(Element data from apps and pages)
☆ ☆ ☆ ☆ ☆
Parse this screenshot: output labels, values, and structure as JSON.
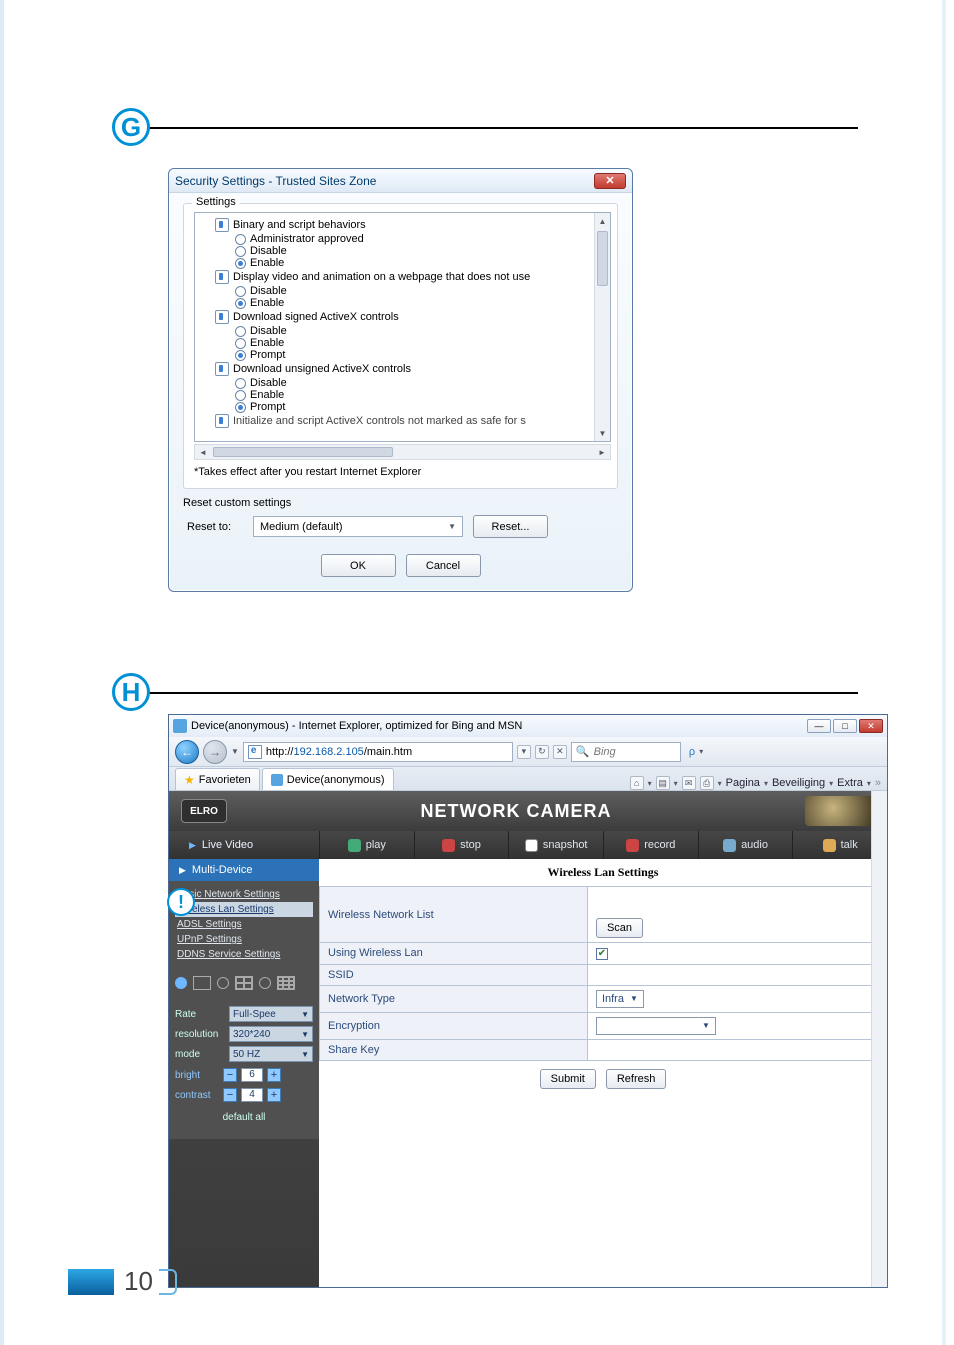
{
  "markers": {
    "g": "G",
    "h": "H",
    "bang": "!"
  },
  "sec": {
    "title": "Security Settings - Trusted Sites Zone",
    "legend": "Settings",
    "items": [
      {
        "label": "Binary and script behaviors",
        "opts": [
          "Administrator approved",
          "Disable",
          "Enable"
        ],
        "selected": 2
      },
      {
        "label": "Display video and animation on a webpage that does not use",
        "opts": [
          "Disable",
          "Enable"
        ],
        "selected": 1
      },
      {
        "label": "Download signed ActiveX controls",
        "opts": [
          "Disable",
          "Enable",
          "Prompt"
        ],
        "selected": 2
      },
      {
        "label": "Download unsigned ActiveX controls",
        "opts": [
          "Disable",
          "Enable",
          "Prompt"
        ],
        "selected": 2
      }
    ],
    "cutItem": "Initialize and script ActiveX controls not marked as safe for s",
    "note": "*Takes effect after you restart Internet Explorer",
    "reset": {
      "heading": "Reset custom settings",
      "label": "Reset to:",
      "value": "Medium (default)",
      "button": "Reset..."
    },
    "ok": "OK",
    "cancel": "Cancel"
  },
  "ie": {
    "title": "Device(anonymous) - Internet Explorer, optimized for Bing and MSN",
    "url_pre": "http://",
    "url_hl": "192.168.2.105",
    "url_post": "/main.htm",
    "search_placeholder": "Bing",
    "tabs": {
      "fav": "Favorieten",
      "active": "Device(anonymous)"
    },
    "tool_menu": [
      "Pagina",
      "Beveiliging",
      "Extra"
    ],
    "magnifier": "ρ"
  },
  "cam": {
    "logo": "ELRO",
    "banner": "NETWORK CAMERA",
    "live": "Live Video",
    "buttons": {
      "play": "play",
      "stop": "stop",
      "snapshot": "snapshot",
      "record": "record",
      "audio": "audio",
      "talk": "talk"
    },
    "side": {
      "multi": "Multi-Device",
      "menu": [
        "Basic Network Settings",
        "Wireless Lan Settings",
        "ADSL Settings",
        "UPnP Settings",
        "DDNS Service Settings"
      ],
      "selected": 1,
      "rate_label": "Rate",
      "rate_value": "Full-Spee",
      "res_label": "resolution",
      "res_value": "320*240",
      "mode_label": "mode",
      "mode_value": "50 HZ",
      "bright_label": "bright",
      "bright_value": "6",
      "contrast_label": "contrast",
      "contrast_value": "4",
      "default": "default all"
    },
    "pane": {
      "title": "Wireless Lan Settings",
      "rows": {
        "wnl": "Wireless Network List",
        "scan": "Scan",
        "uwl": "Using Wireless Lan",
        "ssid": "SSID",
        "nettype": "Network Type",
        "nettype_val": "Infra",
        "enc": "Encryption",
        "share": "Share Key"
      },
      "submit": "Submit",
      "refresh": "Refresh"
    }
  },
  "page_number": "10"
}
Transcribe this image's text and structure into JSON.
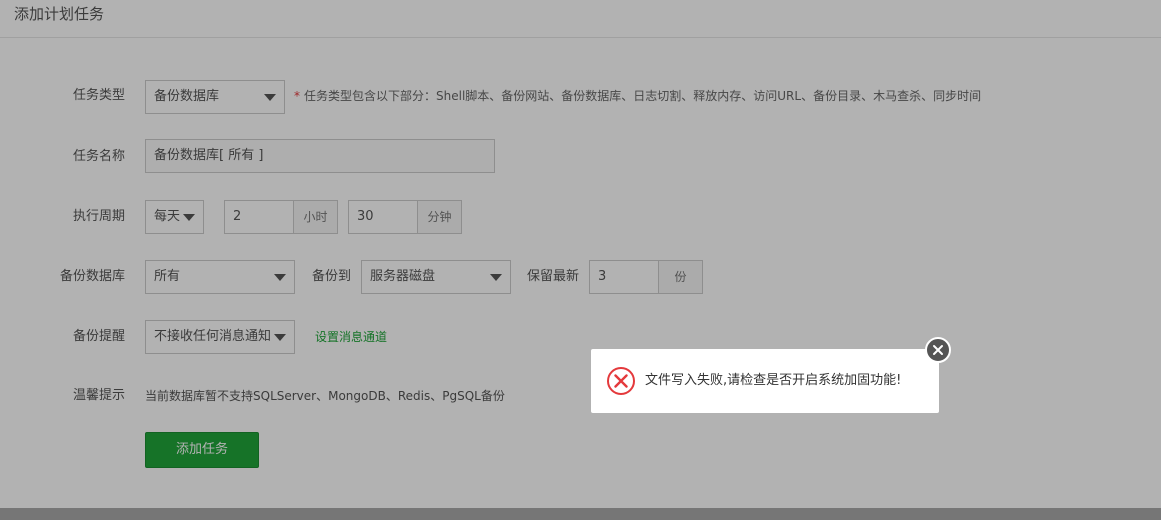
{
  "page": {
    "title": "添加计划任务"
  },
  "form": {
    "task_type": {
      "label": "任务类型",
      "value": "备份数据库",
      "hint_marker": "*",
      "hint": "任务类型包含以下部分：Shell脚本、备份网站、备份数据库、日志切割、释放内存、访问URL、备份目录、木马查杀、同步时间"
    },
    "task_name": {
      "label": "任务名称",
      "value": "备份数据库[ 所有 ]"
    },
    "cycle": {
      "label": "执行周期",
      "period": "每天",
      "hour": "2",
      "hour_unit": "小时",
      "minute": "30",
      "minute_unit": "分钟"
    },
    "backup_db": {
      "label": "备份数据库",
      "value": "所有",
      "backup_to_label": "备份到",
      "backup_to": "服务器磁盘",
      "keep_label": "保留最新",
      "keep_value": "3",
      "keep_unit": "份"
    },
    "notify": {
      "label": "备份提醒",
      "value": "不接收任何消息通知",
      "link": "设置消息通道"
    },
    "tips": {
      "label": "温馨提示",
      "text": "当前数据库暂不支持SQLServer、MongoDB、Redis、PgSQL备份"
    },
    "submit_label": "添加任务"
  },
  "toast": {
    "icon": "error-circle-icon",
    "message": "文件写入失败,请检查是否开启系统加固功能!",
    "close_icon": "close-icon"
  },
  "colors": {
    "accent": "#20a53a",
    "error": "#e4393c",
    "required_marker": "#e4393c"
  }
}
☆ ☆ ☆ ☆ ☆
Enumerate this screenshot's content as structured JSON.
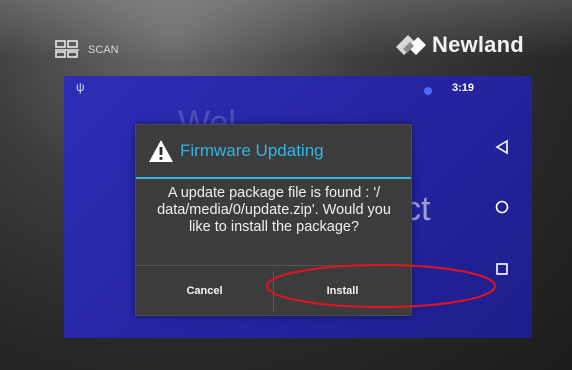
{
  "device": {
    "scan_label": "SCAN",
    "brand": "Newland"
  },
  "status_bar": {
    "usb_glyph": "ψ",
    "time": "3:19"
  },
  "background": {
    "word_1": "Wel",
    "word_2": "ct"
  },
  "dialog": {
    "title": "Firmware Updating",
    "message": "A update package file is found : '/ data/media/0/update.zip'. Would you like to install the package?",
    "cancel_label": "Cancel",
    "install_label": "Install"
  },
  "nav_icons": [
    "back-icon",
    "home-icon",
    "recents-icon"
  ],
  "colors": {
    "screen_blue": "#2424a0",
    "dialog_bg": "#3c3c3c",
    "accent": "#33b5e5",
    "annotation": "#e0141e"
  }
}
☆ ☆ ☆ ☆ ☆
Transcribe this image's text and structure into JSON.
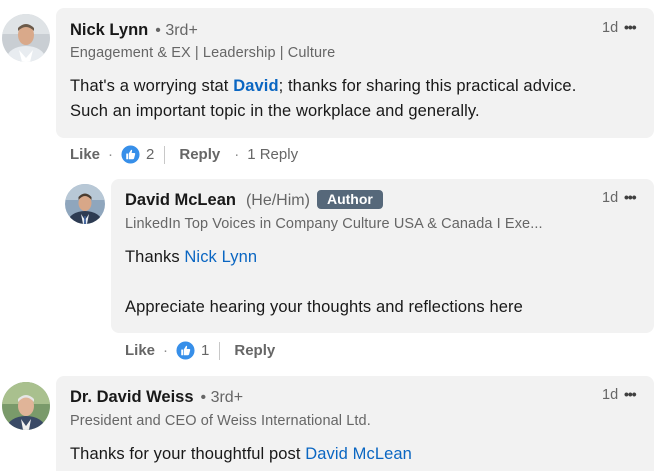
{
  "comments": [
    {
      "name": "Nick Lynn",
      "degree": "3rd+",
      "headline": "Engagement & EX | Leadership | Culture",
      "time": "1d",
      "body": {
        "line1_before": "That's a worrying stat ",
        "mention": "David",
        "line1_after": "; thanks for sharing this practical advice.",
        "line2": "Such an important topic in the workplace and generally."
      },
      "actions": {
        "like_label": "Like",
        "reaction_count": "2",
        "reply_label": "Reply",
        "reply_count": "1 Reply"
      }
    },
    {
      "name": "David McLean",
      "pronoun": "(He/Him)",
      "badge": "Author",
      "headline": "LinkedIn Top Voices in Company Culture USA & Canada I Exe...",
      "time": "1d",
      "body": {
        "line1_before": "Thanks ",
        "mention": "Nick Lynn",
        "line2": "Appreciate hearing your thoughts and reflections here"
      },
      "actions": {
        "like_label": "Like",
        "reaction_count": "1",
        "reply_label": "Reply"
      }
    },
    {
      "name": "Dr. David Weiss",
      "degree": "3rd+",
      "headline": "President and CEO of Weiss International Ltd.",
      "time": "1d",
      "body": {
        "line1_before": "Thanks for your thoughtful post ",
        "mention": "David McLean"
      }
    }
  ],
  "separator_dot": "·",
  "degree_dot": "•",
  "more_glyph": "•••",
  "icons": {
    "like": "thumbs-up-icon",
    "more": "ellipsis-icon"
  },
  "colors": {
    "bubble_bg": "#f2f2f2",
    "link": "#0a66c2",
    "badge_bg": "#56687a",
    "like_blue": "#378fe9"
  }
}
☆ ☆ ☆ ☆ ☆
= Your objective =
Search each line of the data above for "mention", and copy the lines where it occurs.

= Completed exercise =
        "mention": "David",
        "mention": "Nick Lynn",
        "mention": "David McLean"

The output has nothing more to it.